§ Your objective
The data below should be printed in full, exactly, and without any of its images.

§ Record excerpts
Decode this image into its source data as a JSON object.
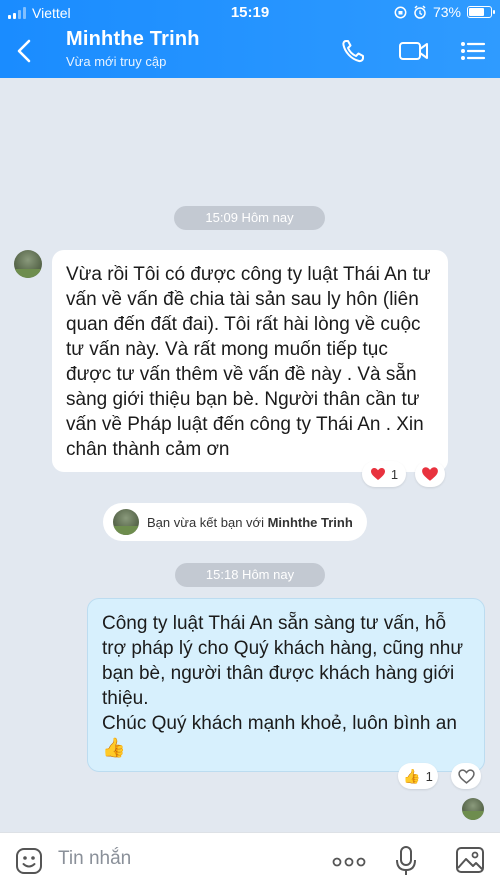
{
  "status_bar": {
    "carrier": "Viettel",
    "time": "15:19",
    "battery": "73%",
    "battery_level": 0.73
  },
  "header": {
    "title": "Minhthe Trinh",
    "subtitle": "Vừa mới truy cập"
  },
  "chat": {
    "time_1": "15:09 Hôm nay",
    "incoming_message": "Vừa rồi Tôi có được công ty luật Thái An tư vấn về vấn đề chia tài sản sau ly hôn (liên quan đến đất đai). Tôi rất hài lòng về cuộc tư vấn này.  Và rất mong muốn tiếp tục được tư vấn thêm về vấn đề này . Và sẵn sàng giới thiệu  bạn bè.  Người thân cần tư vấn về Pháp luật đến công ty Thái An . Xin chân thành cảm ơn",
    "incoming_reaction_count": "1",
    "system_prefix": "Bạn vừa kết bạn với",
    "system_name": "Minhthe Trinh",
    "time_2": "15:18 Hôm nay",
    "outgoing_message_line1": "Công ty luật Thái An sẵn sàng tư vấn, hỗ trợ pháp lý cho Quý khách hàng, cũng như bạn bè, người thân được khách hàng giới thiệu.",
    "outgoing_message_line2": "Chúc Quý khách mạnh khoẻ, luôn bình an",
    "outgoing_reaction_count": "1"
  },
  "composer": {
    "placeholder": "Tin nhắn"
  },
  "icons": [
    "back-chevron-icon",
    "phone-icon",
    "video-call-icon",
    "menu-list-icon",
    "heart-icon",
    "thumbs-up-icon",
    "sticker-icon",
    "more-icon",
    "microphone-icon",
    "image-icon"
  ],
  "colors": {
    "header_start": "#1a8cff",
    "header_end": "#2f9bff",
    "background": "#e2e8f0",
    "outgoing_bubble": "#d7f0fd",
    "heart": "#e8323e"
  }
}
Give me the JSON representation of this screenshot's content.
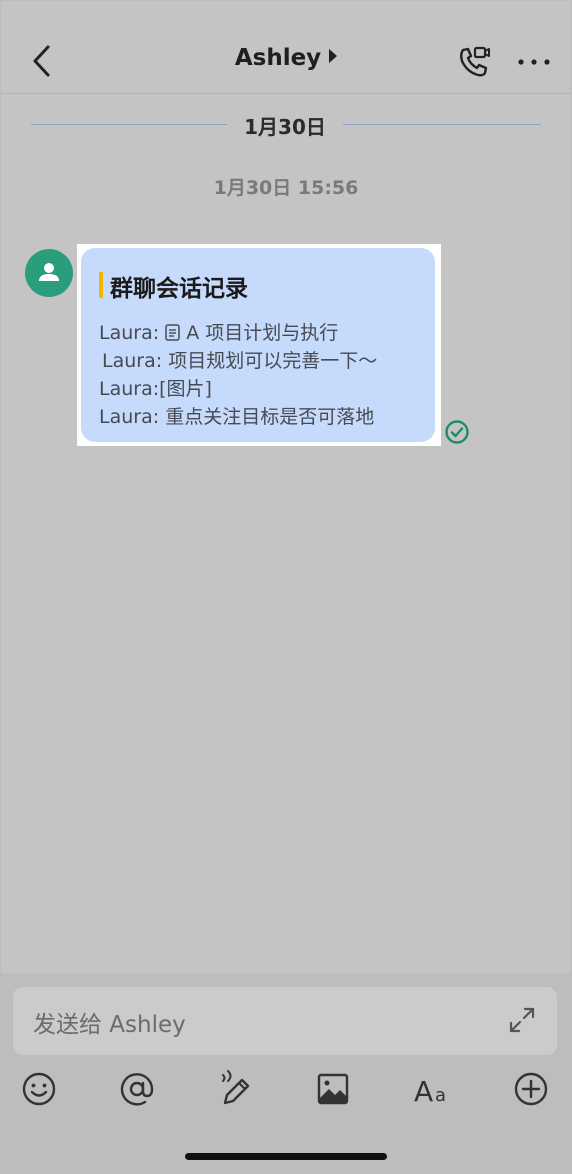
{
  "header": {
    "title": "Ashley",
    "back_icon": "chevron-left-icon",
    "call_icon": "phone-call-icon",
    "more_icon": "more-horizontal-icon"
  },
  "conversation": {
    "date_divider": "1月30日",
    "timestamp": "1月30日 15:56"
  },
  "message": {
    "heading": "群聊会话记录",
    "lines": [
      {
        "sender": "Laura:",
        "text": "A 项目计划与执行",
        "icon": "document-icon"
      },
      {
        "sender": "Laura:",
        "text": "项目规划可以完善一下～"
      },
      {
        "sender": "Laura:",
        "text": "[图片]"
      },
      {
        "sender": "Laura:",
        "text": "重点关注目标是否可落地"
      }
    ],
    "read_status_icon": "read-check-icon",
    "colors": {
      "bubble": "#c6dafc",
      "accent_bar": "#f5b400",
      "avatar": "#2a9d7d"
    }
  },
  "composer": {
    "placeholder": "发送给 Ashley",
    "expand_icon": "expand-icon",
    "toolbar": [
      "emoji-icon",
      "mention-icon",
      "voice-edit-icon",
      "image-icon",
      "text-format-icon",
      "add-icon"
    ]
  }
}
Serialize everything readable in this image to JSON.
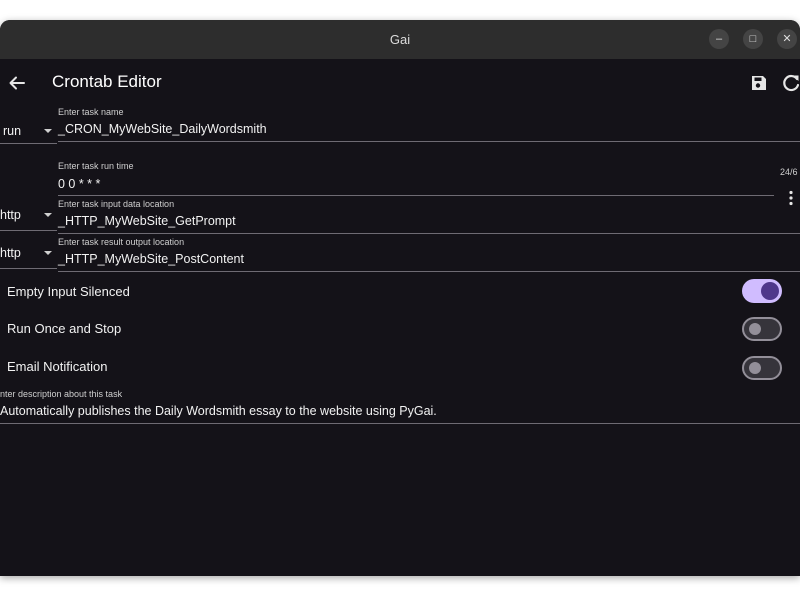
{
  "window": {
    "title": "Gai",
    "minimize_glyph": "–",
    "maximize_glyph": "□",
    "close_glyph": "✕"
  },
  "appbar": {
    "title": "Crontab Editor",
    "icons": [
      "back-arrow-icon",
      "save-icon",
      "refresh-icon"
    ]
  },
  "form": {
    "task_name": {
      "label": "Enter task name",
      "value": "_CRON_MyWebSite_DailyWordsmith",
      "type_value": "run"
    },
    "run_time": {
      "label": "Enter task run time",
      "value": "0 0 * * *",
      "counter": "24/6"
    },
    "input_location": {
      "label": "Enter task input data location",
      "value": "_HTTP_MyWebSite_GetPrompt",
      "type_value": "http"
    },
    "output_location": {
      "label": "Enter task result output location",
      "value": "_HTTP_MyWebSite_PostContent",
      "type_value": "http"
    },
    "toggles": [
      {
        "label": "Empty Input Silenced",
        "on": true
      },
      {
        "label": "Run Once and Stop",
        "on": false
      },
      {
        "label": "Email Notification",
        "on": false
      }
    ],
    "description": {
      "label": "nter description about this task",
      "value": "Automatically publishes the Daily Wordsmith essay to the website using PyGai."
    }
  },
  "colors": {
    "background": "#141218",
    "titlebar": "#2d2d2d",
    "switch_on_track": "#d0bcff",
    "switch_on_thumb": "#4f378b",
    "switch_off_outline": "#938f99"
  }
}
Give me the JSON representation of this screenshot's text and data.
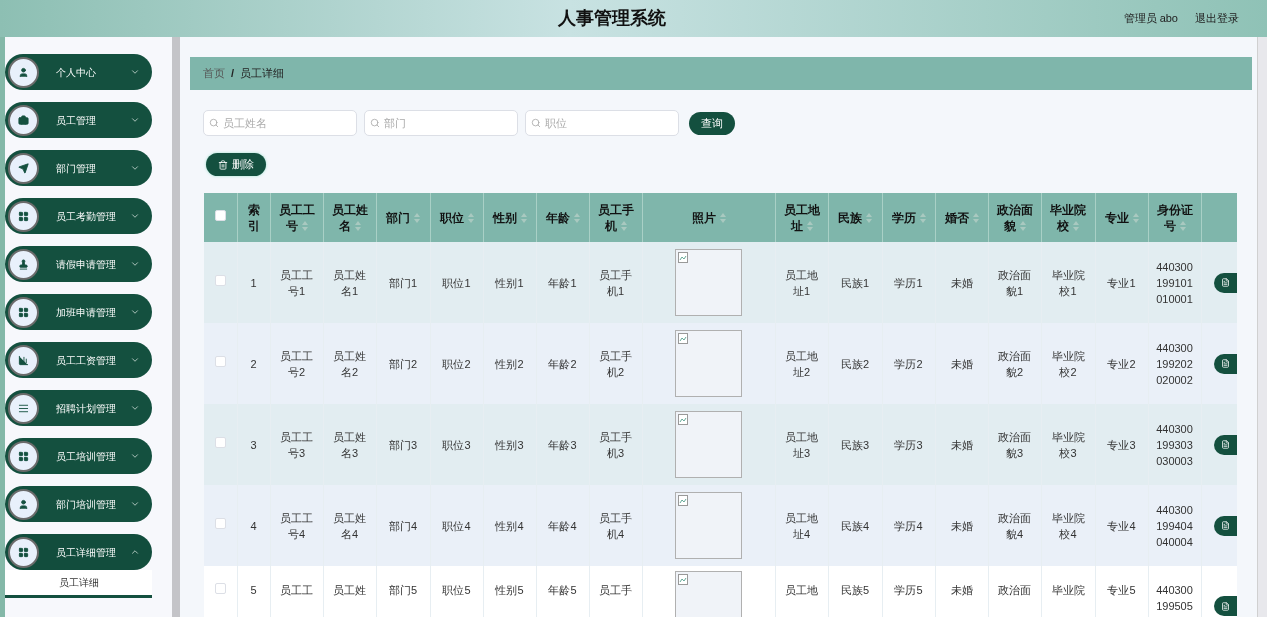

§ Finished task
Decode this image into its source data as a JSON object.
{
  "status_bar": {
    "carrier": "Viettel",
    "time": "15:19",
    "battery": "73%",
    "battery_level": 0.73
  },
  "header": {
    "title": "Minhthe Trinh",
    "subtitle": "Vừa mới truy cập"
  },
  "chat": {
    "time_1": "15:09 Hôm nay",
    "incoming_message": "Vừa rồi Tôi có được công ty luật Thái An tư vấn về vấn đề chia tài sản sau ly hôn (liên quan đến đất đai). Tôi rất hài lòng về cuộc tư vấn này.  Và rất mong muốn tiếp tục được tư vấn thêm về vấn đề này . Và sẵn sàng giới thiệu  bạn bè.  Người thân cần tư vấn về Pháp luật đến công ty Thái An . Xin chân thành cảm ơn",
    "incoming_reaction_count": "1",
    "system_prefix": "Bạn vừa kết bạn với",
    "system_name": "Minhthe Trinh",
    "time_2": "15:18 Hôm nay",
    "outgoing_message_line1": "Công ty luật Thái An sẵn sàng tư vấn, hỗ trợ pháp lý cho Quý khách hàng, cũng như bạn bè, người thân được khách hàng giới thiệu.",
    "outgoing_message_line2": "Chúc Quý khách mạnh khoẻ, luôn bình an",
    "outgoing_reaction_count": "1"
  },
  "composer": {
    "placeholder": "Tin nhắn"
  },
  "icons": [
    "back-chevron-icon",
    "phone-icon",
    "video-call-icon",
    "menu-list-icon",
    "heart-icon",
    "thumbs-up-icon",
    "sticker-icon",
    "more-icon",
    "microphone-icon",
    "image-icon"
  ],
  "colors": {
    "header_start": "#1a8cff",
    "header_end": "#2f9bff",
    "background": "#e2e8f0",
    "outgoing_bubble": "#d7f0fd",
    "heart": "#e8323e"
  }
}
Give me the JSON representation of this screenshot's content.
{
  "header": {
    "title": "Ashley",
    "back_icon": "chevron-left-icon",
    "call_icon": "phone-call-icon",
    "more_icon": "more-horizontal-icon"
  },
  "conversation": {
    "date_divider": "1月30日",
    "timestamp": "1月30日 15:56"
  },
  "message": {
    "heading": "群聊会话记录",
    "lines": [
      {
        "sender": "Laura:",
        "text": "A 项目计划与执行",
        "icon": "document-icon"
      },
      {
        "sender": "Laura:",
        "text": "项目规划可以完善一下～"
      },
      {
        "sender": "Laura:",
        "text": "[图片]"
      },
      {
        "sender": "Laura:",
        "text": "重点关注目标是否可落地"
      }
    ],
    "read_status_icon": "read-check-icon",
    "colors": {
      "bubble": "#c6dafc",
      "accent_bar": "#f5b400",
      "avatar": "#2a9d7d"
    }
  },
  "composer": {
    "placeholder": "发送给 Ashley",
    "expand_icon": "expand-icon",
    "toolbar": [
      "emoji-icon",
      "mention-icon",
      "voice-edit-icon",
      "image-icon",
      "text-format-icon",
      "add-icon"
    ]
  }
}
Serialize everything readable in this image to JSON.
{
  "window": {
    "title": "Gai",
    "minimize_glyph": "–",
    "maximize_glyph": "□",
    "close_glyph": "✕"
  },
  "appbar": {
    "title": "Crontab Editor",
    "icons": [
      "back-arrow-icon",
      "save-icon",
      "refresh-icon"
    ]
  },
  "form": {
    "task_name": {
      "label": "Enter task name",
      "value": "_CRON_MyWebSite_DailyWordsmith",
      "type_value": "run"
    },
    "run_time": {
      "label": "Enter task run time",
      "value": "0 0 * * *",
      "counter": "24/6"
    },
    "input_location": {
      "label": "Enter task input data location",
      "value": "_HTTP_MyWebSite_GetPrompt",
      "type_value": "http"
    },
    "output_location": {
      "label": "Enter task result output location",
      "value": "_HTTP_MyWebSite_PostContent",
      "type_value": "http"
    },
    "toggles": [
      {
        "label": "Empty Input Silenced",
        "on": true
      },
      {
        "label": "Run Once and Stop",
        "on": false
      },
      {
        "label": "Email Notification",
        "on": false
      }
    ],
    "description": {
      "label": "nter description about this task",
      "value": "Automatically publishes the Daily Wordsmith essay to the website using PyGai."
    }
  },
  "colors": {
    "background": "#141218",
    "titlebar": "#2d2d2d",
    "switch_on_track": "#d0bcff",
    "switch_on_thumb": "#4f378b",
    "switch_off_outline": "#938f99"
  }
}
Give me the JSON representation of this screenshot's text and data.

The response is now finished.